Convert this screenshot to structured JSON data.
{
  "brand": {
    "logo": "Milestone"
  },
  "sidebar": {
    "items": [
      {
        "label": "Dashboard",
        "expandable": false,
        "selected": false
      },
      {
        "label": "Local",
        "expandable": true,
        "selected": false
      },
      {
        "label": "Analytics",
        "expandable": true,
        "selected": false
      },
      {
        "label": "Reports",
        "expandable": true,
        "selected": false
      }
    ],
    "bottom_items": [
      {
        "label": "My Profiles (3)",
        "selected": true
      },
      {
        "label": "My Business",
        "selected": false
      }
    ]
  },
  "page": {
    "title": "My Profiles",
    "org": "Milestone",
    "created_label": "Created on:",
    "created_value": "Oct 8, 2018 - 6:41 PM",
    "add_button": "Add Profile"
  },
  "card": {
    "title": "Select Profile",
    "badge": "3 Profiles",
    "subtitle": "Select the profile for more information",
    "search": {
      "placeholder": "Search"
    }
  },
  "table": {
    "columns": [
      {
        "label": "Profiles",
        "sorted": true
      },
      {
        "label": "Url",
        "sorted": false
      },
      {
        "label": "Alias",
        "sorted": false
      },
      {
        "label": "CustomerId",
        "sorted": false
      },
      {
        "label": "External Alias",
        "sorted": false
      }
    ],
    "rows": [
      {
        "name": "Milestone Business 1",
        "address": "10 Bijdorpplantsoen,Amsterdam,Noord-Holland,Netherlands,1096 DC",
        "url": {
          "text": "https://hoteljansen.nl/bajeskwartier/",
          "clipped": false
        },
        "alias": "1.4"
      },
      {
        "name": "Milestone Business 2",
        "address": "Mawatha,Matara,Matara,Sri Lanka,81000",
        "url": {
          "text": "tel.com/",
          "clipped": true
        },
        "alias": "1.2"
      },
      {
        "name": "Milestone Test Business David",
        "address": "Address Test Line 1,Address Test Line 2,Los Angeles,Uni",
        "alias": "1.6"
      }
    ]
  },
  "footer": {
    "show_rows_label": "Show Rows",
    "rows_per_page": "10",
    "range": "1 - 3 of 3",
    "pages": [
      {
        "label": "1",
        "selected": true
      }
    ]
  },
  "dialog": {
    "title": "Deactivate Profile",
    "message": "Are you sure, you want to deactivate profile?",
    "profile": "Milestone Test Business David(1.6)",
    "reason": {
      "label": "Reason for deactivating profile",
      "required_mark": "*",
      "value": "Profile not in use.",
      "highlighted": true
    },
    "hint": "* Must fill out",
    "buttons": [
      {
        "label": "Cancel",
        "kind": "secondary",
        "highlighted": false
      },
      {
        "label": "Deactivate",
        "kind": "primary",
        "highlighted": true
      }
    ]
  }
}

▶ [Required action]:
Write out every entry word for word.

▶ [Response]:
Convert this screenshot to structured JSON data.
{
  "brand": {
    "logo": "Milestone"
  },
  "sidebar": {
    "items": [
      {
        "label": "Dashboard",
        "expandable": false,
        "selected": false
      },
      {
        "label": "Local",
        "expandable": true,
        "selected": false
      },
      {
        "label": "Analytics",
        "expandable": true,
        "selected": false
      },
      {
        "label": "Reports",
        "expandable": true,
        "selected": false
      }
    ],
    "bottom_items": [
      {
        "label": "My Profiles (3)",
        "selected": true
      },
      {
        "label": "My Business",
        "selected": false
      }
    ]
  },
  "page": {
    "title": "My Profiles",
    "org": "Milestone",
    "created_label": "Created on:",
    "created_value": "Oct 8, 2018 - 6:41 PM",
    "add_button": "Add Profile"
  },
  "card": {
    "title": "Select Profile",
    "badge": "3 Profiles",
    "subtitle": "Select the profile for more information",
    "search": {
      "placeholder": "Search"
    }
  },
  "table": {
    "columns": [
      {
        "label": "Profiles",
        "sorted": true
      },
      {
        "label": "Url",
        "sorted": false
      },
      {
        "label": "Alias",
        "sorted": false
      },
      {
        "label": "CustomerId",
        "sorted": false
      },
      {
        "label": "External Alias",
        "sorted": false
      }
    ],
    "rows": [
      {
        "name": "Milestone Business 1",
        "address": "10 Bijdorpplantsoen,Amsterdam,Noord-Holland,Netherlands,1096 DC",
        "url": {
          "text": "https://hoteljansen.nl/bajeskwartier/",
          "clipped": false
        },
        "alias": "1.4"
      },
      {
        "name": "Milestone Business 2",
        "address": "Mawatha,Matara,Matara,Sri Lanka,81000",
        "url": {
          "text": "tel.com/",
          "clipped": true
        },
        "alias": "1.2"
      },
      {
        "name": "Milestone Test Business David",
        "address": "Address Test Line 1,Address Test Line 2,Los Angeles,Uni",
        "alias": "1.6"
      }
    ]
  },
  "footer": {
    "show_rows_label": "Show Rows",
    "rows_per_page": "10",
    "range": "1 - 3 of 3",
    "pages": [
      {
        "label": "1",
        "selected": true
      }
    ]
  },
  "dialog": {
    "title": "Deactivate Profile",
    "message": "Are you sure, you want to deactivate profile?",
    "profile": "Milestone Test Business David(1.6)",
    "reason": {
      "label": "Reason for deactivating profile",
      "required_mark": "*",
      "value": "Profile not in use.",
      "highlighted": true
    },
    "hint": "* Must fill out",
    "buttons": [
      {
        "label": "Cancel",
        "kind": "secondary",
        "highlighted": false
      },
      {
        "label": "Deactivate",
        "kind": "primary",
        "highlighted": true
      }
    ]
  }
}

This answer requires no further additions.